Chicken, the lifeline of these times, has also seen its prices rise.

Sources from which to obtain the money to meet these rising prices are scarce. In our case, the rise in nickel prices since March, after the beginning of the war in Europe, is remarkable, but it does not compensate the growing liquidity needs of the country.

Tourism, the activity that makes the country’s cash box ring the loudest in terms of fresh money, has given a lift, registering 564,847 visitors up to May, according to data from the National Office of Statistics and Information of Cuba (ONEI). That’s as much, as all the visitors recorded in all of 2021.

But it is nothing comparable to 2017, when already on May 3 of that year 2 million visitors had accumulated in Cuba; or 2018, when the same figure was reached on May 18 .

The sugar harvest was the leanest of this century, marked by low agricultural yields and insufficient technical availability of the industry. Rising sugar prices on the world market would have benefited us had we had a better harvest.

Our income from service exports is also lower than in previous years. And this is not offset by the slight growth in exports of goods in the first four months of the year.

With that less money, we have to do the math to decide how much to buy chicken, oil, cytostatics, parts for thermoelectric plants and agricultural inputs.

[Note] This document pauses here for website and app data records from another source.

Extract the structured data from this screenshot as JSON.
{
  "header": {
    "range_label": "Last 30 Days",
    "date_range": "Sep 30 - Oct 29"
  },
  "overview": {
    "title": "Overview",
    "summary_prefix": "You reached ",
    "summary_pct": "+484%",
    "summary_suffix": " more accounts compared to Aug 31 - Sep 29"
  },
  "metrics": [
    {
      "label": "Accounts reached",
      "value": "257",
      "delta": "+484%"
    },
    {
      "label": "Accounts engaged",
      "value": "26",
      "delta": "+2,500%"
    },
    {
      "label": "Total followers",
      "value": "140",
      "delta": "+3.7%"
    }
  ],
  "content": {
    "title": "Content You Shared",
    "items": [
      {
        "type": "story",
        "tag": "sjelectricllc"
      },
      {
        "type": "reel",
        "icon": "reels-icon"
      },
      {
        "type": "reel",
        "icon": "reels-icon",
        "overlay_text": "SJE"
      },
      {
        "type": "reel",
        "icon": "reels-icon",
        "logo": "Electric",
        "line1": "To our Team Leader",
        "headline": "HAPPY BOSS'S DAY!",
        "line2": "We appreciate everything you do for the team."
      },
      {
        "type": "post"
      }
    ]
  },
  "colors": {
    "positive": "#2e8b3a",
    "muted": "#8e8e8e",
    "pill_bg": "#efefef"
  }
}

Add to this the fact that the U.S. is pursuing to its heart’s content any money that Cuba moves around the world and the banks are more than frightened by the high fines that Washington has imposed on the financial sector for transactions with Cuba. This implies additional efforts to receive export revenues or to make export payments. There are operations that have taken weeks or months because they have not been able to find ways to collect or make payments. And this has been worse since January 2021 when Trump felt like foisting on us the fallacious label of State sponsor of terrorism.

Each day of blockade costs the country about 12 million dollars at current prices. Can you imagine how much more can be done? How much less complicated would the accounts be?

◊ “Can you imagine that every day of the year a different municipality in the country could be given 12 million dollars so that it could invest them in its economic and social development?

◊ “The year, with the generosity of its 365 days (366 this leap 2020) would even allow that amount of money to be given twice in the year to each municipality (we have 168); and there would still be days left to give a third round of 12 million to the 14 provincial capitals and the 15 municipalities of Havana.

◊ “Can you imagine if we injected that financial capacity to what we already have in the plan and what each municipality collects through the territorial contribution?

The most recent accounts of the costs of the blockade for one year put the losses to Cuba in the order of 5,570.3 million dollars. More than twice what we import in food for one year; a figure that multiplies by 10 times what the country can allocate this 2022 for investments in agriculture (more than 13,734 million pesos -around 572 million dollars).

It would be interesting to see a few network opinion-makers and narrow-minded theoreticians put on their boots and battle with insufficient finances, a resurgent blockade, unexpected climatic variables, world inflation and battered logistic chains to guarantee the needs of an entire people.

To lead in times of crisis, one must be decisive, be creative, summon collective intelligence, use science. You have to walk all the time with your boots on and with a clear compass. That is what the Cuban government is devoted to; although it is not always accompanied by enough businessmen, intermediate or grassroots leaders, officials.

Dealing with a blocked economy, without sufficient sources of fresh money and with accumulated problems is a real exercise of tenacity and thought. Liberal economics would easily solve the dilemma leaving many out of the saving equation. Socialism should and must think of everyone. Hence, we should meditate more on our steps and we have less room for mistakes.

Source: Cuba en Resumen